29 CFR 1910.1020 does not apply to:




  1. Working conditions where employees are only exposed to safety hazards (e.g., trips, falls, cuts); or
  2. First-aid treatment (one-time treatment and subsequent observation of minor scratches, cuts, burns, splinters, and so forth, which do not ordinarily require medical care) even though provided by a physician or registered professional personnel.
  3. X-rays of bones taken only as a result of a safety hazard (e.g., trip, fall) and when the accident is clearly unrelated to exposures to toxic substances and harmful physical agents. The evaluation of this relationship must be made by an examining physician to whom the employer has supplied:
    1. A description of the affected employee's duties as they relate to the employee's exposure to toxic substances and harmful physical agents; and
    2. The employee's exposure level or anticipated exposure level to any toxic substance or harmful physical agent (if applicable).

Whenever such X-rays are destroyed, however, the X-ray report or physician's interpretation of the X-ray must nevertheless be retained as a portion of the worker's medical record for the length of employment plus 30 years.

Other than the above, for employees exposed to toxic substances or harmful physical agents, OSHA does not exclude any medical records (including any other type of X-ray) concerning on-the-job accidents or injuries from being preserved under this standard. Such information may have later significance in assessing occupational health issues.

The preamble accompanying the final standard (Federal Register, Vol. 45, pp. 35263-4) explains that occupational exposure to toxic substances and harmful physical agents can result in practically every form of apparent "non-occupational" health problem, including cuts, falls, bruises, dizziness or headaches. I have enclosed a copy of 29 CFR 1910.1020 and the accompanying preamble for further clarification of this requirement.
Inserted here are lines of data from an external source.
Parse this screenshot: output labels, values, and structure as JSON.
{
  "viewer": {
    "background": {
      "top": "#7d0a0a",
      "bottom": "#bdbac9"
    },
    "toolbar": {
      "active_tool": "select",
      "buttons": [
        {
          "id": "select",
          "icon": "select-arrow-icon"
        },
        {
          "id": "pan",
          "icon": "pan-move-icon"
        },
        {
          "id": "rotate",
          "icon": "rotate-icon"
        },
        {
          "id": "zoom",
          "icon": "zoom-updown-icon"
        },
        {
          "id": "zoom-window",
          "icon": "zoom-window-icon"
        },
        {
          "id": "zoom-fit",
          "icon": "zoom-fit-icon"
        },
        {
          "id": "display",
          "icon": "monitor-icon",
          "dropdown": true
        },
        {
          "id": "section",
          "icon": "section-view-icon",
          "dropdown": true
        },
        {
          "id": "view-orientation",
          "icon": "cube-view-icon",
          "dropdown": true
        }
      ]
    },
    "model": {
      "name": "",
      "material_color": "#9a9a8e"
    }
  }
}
I hope this information is helpful to you. If I can be of further assistance, please feel free to contact me again.


Bruce Hillenbrand
Acting Director,
Federal Compliance and State Programs

[Corrected 3/7/2006]